    Maybe it's just me….. #1 at confusion.

  2. Rather than just shoot off my mouth (or fingers in this case) I looked at the pages to see if I could make sense of the numbers. The idea of elegant presentation if information has eluded these folks so completely that the information has become useless.

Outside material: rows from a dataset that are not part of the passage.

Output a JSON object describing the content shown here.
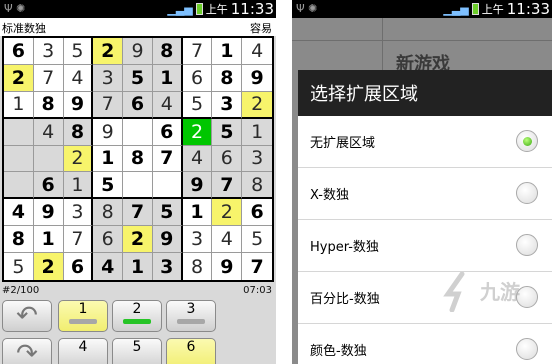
{
  "left_screen": {
    "status": {
      "ampm": "上午",
      "time": "11:33"
    },
    "title": "标准数独",
    "difficulty": "容易",
    "grid": [
      [
        {
          "v": "6",
          "t": "g"
        },
        {
          "v": "3",
          "t": "u"
        },
        {
          "v": "5",
          "t": "u"
        },
        {
          "v": "2",
          "t": "g",
          "h": 1
        },
        {
          "v": "9",
          "t": "u",
          "s": 1
        },
        {
          "v": "8",
          "t": "g",
          "s": 1
        },
        {
          "v": "7",
          "t": "u"
        },
        {
          "v": "1",
          "t": "g"
        },
        {
          "v": "4",
          "t": "u"
        }
      ],
      [
        {
          "v": "2",
          "t": "g",
          "h": 1
        },
        {
          "v": "7",
          "t": "u"
        },
        {
          "v": "4",
          "t": "u"
        },
        {
          "v": "3",
          "t": "u",
          "s": 1
        },
        {
          "v": "5",
          "t": "g",
          "s": 1
        },
        {
          "v": "1",
          "t": "g",
          "s": 1
        },
        {
          "v": "6",
          "t": "u"
        },
        {
          "v": "8",
          "t": "g"
        },
        {
          "v": "9",
          "t": "g"
        }
      ],
      [
        {
          "v": "1",
          "t": "u"
        },
        {
          "v": "8",
          "t": "g"
        },
        {
          "v": "9",
          "t": "g"
        },
        {
          "v": "7",
          "t": "u",
          "s": 1
        },
        {
          "v": "6",
          "t": "g",
          "s": 1
        },
        {
          "v": "4",
          "t": "u",
          "s": 1
        },
        {
          "v": "5",
          "t": "u"
        },
        {
          "v": "3",
          "t": "g"
        },
        {
          "v": "2",
          "t": "u",
          "h": 1
        }
      ],
      [
        {
          "v": "",
          "t": "u",
          "s": 1
        },
        {
          "v": "4",
          "t": "u",
          "s": 1
        },
        {
          "v": "8",
          "t": "g",
          "s": 1
        },
        {
          "v": "9",
          "t": "u"
        },
        {
          "v": "",
          "t": "u"
        },
        {
          "v": "6",
          "t": "g"
        },
        {
          "v": "2",
          "t": "u",
          "sel": 1
        },
        {
          "v": "5",
          "t": "g",
          "s": 1
        },
        {
          "v": "1",
          "t": "u",
          "s": 1
        }
      ],
      [
        {
          "v": "",
          "t": "u",
          "s": 1
        },
        {
          "v": "",
          "t": "u",
          "s": 1
        },
        {
          "v": "2",
          "t": "u",
          "h": 1
        },
        {
          "v": "1",
          "t": "g"
        },
        {
          "v": "8",
          "t": "g"
        },
        {
          "v": "7",
          "t": "g"
        },
        {
          "v": "4",
          "t": "u",
          "s": 1
        },
        {
          "v": "6",
          "t": "u",
          "s": 1
        },
        {
          "v": "3",
          "t": "u",
          "s": 1
        }
      ],
      [
        {
          "v": "",
          "t": "u",
          "s": 1
        },
        {
          "v": "6",
          "t": "g",
          "s": 1
        },
        {
          "v": "1",
          "t": "u",
          "s": 1
        },
        {
          "v": "5",
          "t": "g"
        },
        {
          "v": "",
          "t": "u"
        },
        {
          "v": "",
          "t": "u"
        },
        {
          "v": "9",
          "t": "g",
          "s": 1
        },
        {
          "v": "7",
          "t": "g",
          "s": 1
        },
        {
          "v": "8",
          "t": "u",
          "s": 1
        }
      ],
      [
        {
          "v": "4",
          "t": "g"
        },
        {
          "v": "9",
          "t": "g"
        },
        {
          "v": "3",
          "t": "u"
        },
        {
          "v": "8",
          "t": "u",
          "s": 1
        },
        {
          "v": "7",
          "t": "g",
          "s": 1
        },
        {
          "v": "5",
          "t": "g",
          "s": 1
        },
        {
          "v": "1",
          "t": "g"
        },
        {
          "v": "2",
          "t": "u",
          "h": 1
        },
        {
          "v": "6",
          "t": "g"
        }
      ],
      [
        {
          "v": "8",
          "t": "g"
        },
        {
          "v": "1",
          "t": "g"
        },
        {
          "v": "7",
          "t": "u"
        },
        {
          "v": "6",
          "t": "u",
          "s": 1
        },
        {
          "v": "2",
          "t": "g",
          "h": 1
        },
        {
          "v": "9",
          "t": "g",
          "s": 1
        },
        {
          "v": "3",
          "t": "u"
        },
        {
          "v": "4",
          "t": "u"
        },
        {
          "v": "5",
          "t": "u"
        }
      ],
      [
        {
          "v": "5",
          "t": "u"
        },
        {
          "v": "2",
          "t": "g",
          "h": 1
        },
        {
          "v": "6",
          "t": "g"
        },
        {
          "v": "4",
          "t": "g",
          "s": 1
        },
        {
          "v": "1",
          "t": "g",
          "s": 1
        },
        {
          "v": "3",
          "t": "g",
          "s": 1
        },
        {
          "v": "8",
          "t": "u"
        },
        {
          "v": "9",
          "t": "g"
        },
        {
          "v": "7",
          "t": "g"
        }
      ]
    ],
    "puzzle_no": "#2/100",
    "timer": "07:03",
    "keypad": [
      "1",
      "2",
      "3",
      "4",
      "5",
      "6"
    ]
  },
  "right_screen": {
    "status": {
      "ampm": "上午",
      "time": "11:33"
    },
    "background_title": "新游戏",
    "dialog_title": "选择扩展区域",
    "options": [
      {
        "label": "无扩展区域",
        "selected": true
      },
      {
        "label": "X-数独",
        "selected": false
      },
      {
        "label": "Hyper-数独",
        "selected": false
      },
      {
        "label": "百分比-数独",
        "selected": false
      },
      {
        "label": "颜色-数独",
        "selected": false
      }
    ],
    "watermark": "九游"
  },
  "colors": {
    "highlight": "#f7f46b",
    "selected_cell": "#00c600",
    "shaded_box": "#d9d9d9",
    "dialog_title_bg": "#222222"
  }
}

One would have to go all the way back to whoever compiled the data to figure out what any of it means.